Exercise goal — The number of lines below containing the word "this" is all that should be returned.

※

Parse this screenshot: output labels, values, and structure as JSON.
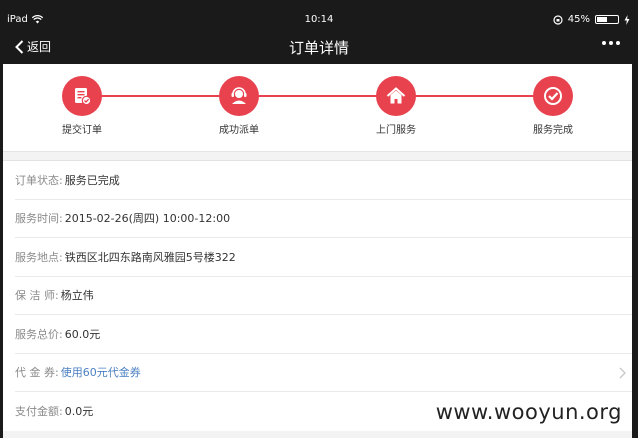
{
  "status_bar": {
    "device": "iPad",
    "time": "10:14",
    "battery": "45%"
  },
  "nav": {
    "back_label": "返回",
    "title": "订单详情",
    "back_icon": "chevron-left-icon",
    "more_icon": "more-dots-icon"
  },
  "steps": [
    {
      "label": "提交订单",
      "icon": "order-submit-icon"
    },
    {
      "label": "成功派单",
      "icon": "agent-headset-icon"
    },
    {
      "label": "上门服务",
      "icon": "home-icon"
    },
    {
      "label": "服务完成",
      "icon": "check-icon"
    }
  ],
  "progress_color": "#e8424e",
  "details": [
    {
      "key": "订单状态:",
      "value": "服务已完成"
    },
    {
      "key": "服务时间:",
      "value": "2015-02-26(周四) 10:00-12:00"
    },
    {
      "key": "服务地点:",
      "value": "铁西区北四东路南风雅园5号楼322"
    },
    {
      "key": "保 洁 师:",
      "value": "杨立伟"
    },
    {
      "key": "服务总价:",
      "value": "60.0元"
    },
    {
      "key": "代 金 券:",
      "value": "使用60元代金券"
    },
    {
      "key": "支付金额:",
      "value": "0.0元"
    }
  ],
  "watermark": "www.wooyun.org"
}
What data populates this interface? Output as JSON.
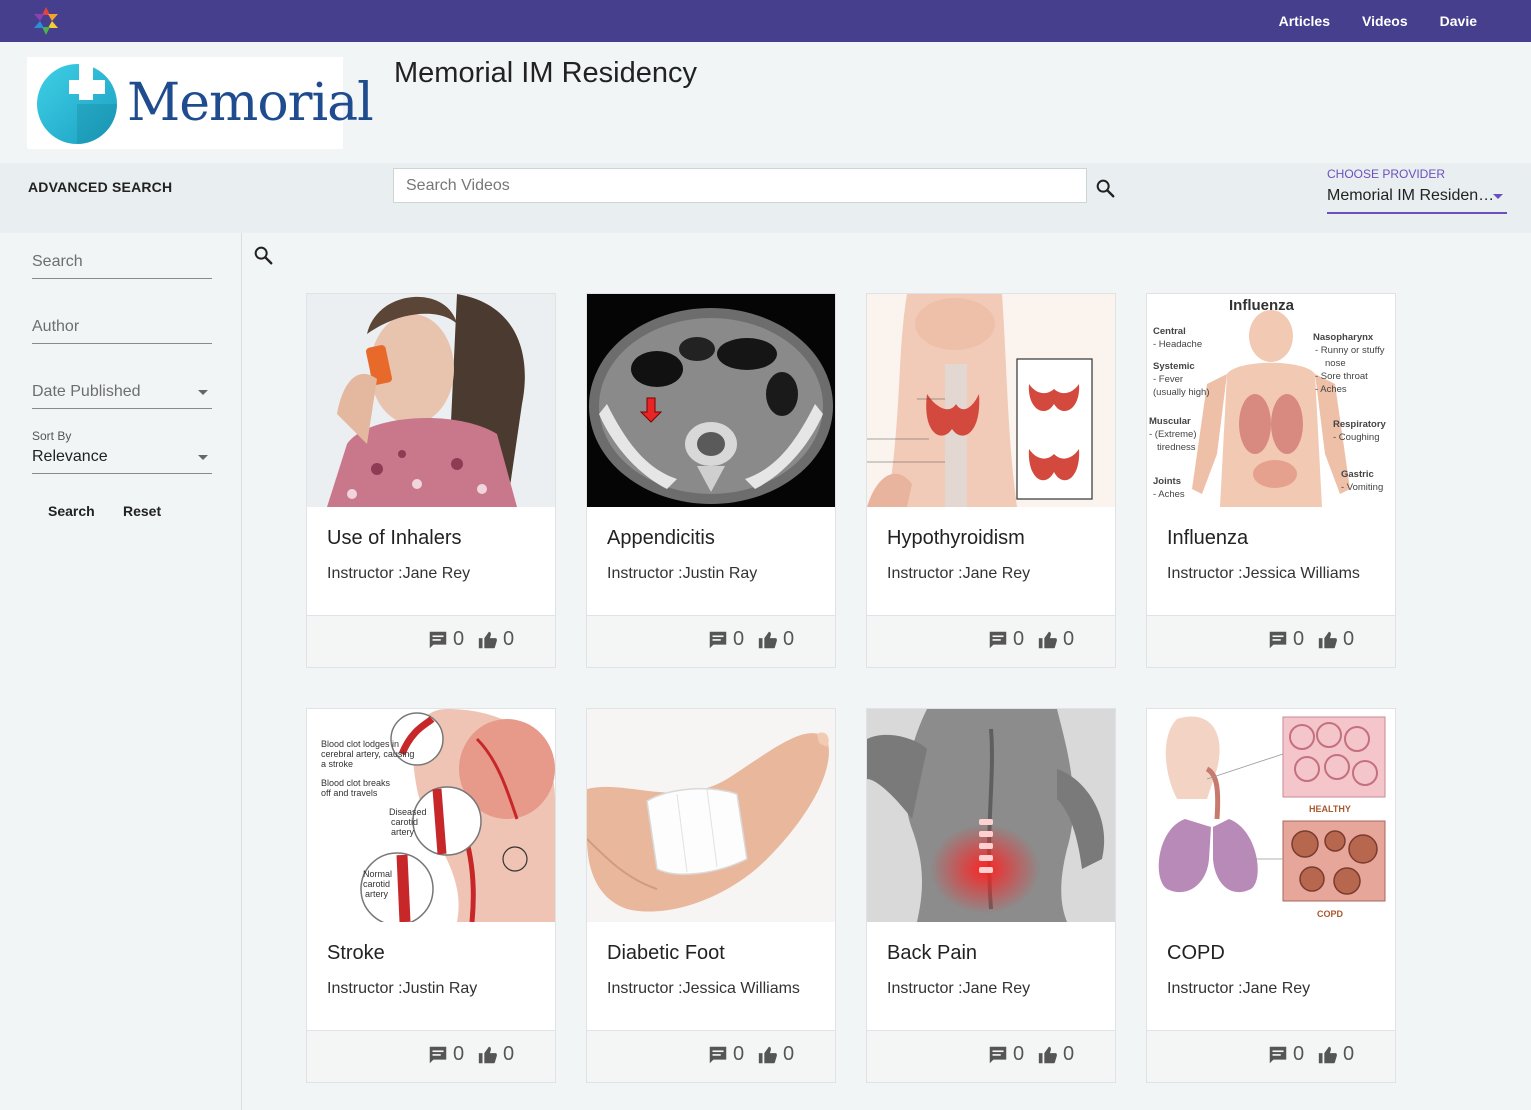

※

Output below — 2